- Imogen Poots, Aleyse Shannon, Lily Donoghue, Brittany O'Grady
- Sophia Takal, April Wolfe
- Sophia Takal
- 14A (Canada), PG-13 (United States)
- Running Time
- 92 minutes
- Release Date
- December 13th, 2019
Third times are never the charm. Black Christmas is the newest film in Blumhouse’s ever growing collection of PG-13 rated box office powerhouse horror collection that attempts to put a modern twist on an old school horror classic. Such an endeavour has already been attempted once before, producing the critically divided 2006 remake of the same name. Now thirteen years later, it has become abundantly clear (if hasn’t been already) that hollywood is really running out of ideas.
As female empowering as director and co-writer Takal’s take on the original story is, this Black Christmas lacks the fundamental characteristics needed for a film like this needs to be successful. For starters, the acting here is typical of a standard Blumhouse picture. With actresses who look like and actually are about to hit their 30’s, the fact that they are playing college students is baffling though at the same time not surprising at all. None out of the film’s four main actresses (Poots, Shannon, Donoghue, and O’Grady) bring anything to the table that truly stood out. This film’s scares are the typical occasional soft jump scares that would only make the tween-iest of tweens jump out of their seats, and that’s only when the film actually tries to be scary which is was seldom at best. Meanwhile, with an extremely typical running time of around 90 minutes, the film also features quite a lot of exposition.
Black Christmas would be much better off considered a social commentary rather than a horror film per se. The only problem with that would be how extremely shallow this film goes about it. It’s almost felt as if the film tries so hard yet so little at the same time which will surely leave some viewers confused and bored out of their minds. Of course, comedy is incorporated into the film as almost the same way every horror movie has seemed to do ever since Get Out, yet again manages to take another drastic shift as it morphs into more of a revenge film than a slasher.
The one redeeming quality of Black Christmas was how it manages to bring to the table a decent portrayal of friendship. As much as the acting, the main messages, and its “woke” style are abysmal. The bonding between the four main characters, Riley, Kris, Marty, and Jesse could be described as a somewhat discount version of the It series’ losers club.
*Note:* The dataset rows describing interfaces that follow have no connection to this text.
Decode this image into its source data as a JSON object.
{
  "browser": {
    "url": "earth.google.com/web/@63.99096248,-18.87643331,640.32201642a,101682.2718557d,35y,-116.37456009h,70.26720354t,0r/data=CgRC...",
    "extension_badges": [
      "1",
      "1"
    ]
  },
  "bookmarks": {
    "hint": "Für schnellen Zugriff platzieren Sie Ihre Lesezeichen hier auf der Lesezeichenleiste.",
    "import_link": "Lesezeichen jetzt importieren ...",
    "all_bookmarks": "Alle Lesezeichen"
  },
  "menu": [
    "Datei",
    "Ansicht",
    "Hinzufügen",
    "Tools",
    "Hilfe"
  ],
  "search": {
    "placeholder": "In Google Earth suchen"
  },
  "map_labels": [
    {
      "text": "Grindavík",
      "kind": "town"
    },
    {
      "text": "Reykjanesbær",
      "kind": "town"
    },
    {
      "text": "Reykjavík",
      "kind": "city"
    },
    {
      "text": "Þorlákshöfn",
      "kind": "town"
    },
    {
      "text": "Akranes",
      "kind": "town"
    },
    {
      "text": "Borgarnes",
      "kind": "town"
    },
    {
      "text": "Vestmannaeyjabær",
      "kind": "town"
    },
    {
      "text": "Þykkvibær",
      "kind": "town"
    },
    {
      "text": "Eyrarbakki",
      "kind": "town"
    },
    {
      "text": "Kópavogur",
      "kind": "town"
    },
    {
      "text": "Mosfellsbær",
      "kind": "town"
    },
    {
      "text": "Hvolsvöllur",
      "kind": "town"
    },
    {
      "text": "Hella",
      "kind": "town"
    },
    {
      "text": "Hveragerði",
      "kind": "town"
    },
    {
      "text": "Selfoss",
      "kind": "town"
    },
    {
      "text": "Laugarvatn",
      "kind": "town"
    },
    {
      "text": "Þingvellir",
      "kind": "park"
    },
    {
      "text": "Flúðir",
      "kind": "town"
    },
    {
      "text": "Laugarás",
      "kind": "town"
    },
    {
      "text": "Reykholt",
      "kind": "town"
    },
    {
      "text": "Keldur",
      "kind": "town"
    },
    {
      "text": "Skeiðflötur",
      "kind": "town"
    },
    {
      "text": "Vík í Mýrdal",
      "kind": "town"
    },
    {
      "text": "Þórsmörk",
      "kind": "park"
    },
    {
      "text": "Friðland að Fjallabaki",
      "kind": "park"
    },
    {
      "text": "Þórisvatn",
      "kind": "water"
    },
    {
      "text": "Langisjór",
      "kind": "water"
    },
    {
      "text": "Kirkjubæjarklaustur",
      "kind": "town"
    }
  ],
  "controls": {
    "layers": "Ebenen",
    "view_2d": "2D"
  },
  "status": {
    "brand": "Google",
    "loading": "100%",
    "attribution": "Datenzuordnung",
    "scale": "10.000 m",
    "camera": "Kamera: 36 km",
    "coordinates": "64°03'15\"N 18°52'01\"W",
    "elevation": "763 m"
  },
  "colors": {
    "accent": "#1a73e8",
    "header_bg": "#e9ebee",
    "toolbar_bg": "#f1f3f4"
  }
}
With a lower rating than its predecessors of 14A/PG-13, it is evident the kind of audience this version of Black Christmas is aiming to target. Younger viewers who are less inclined to watch more graphic horror films may find enough to enjoy here. However for die-hard fans of the genre, it is bound to be one disappointing Christmas.
*still courtesy of Universal Pictures*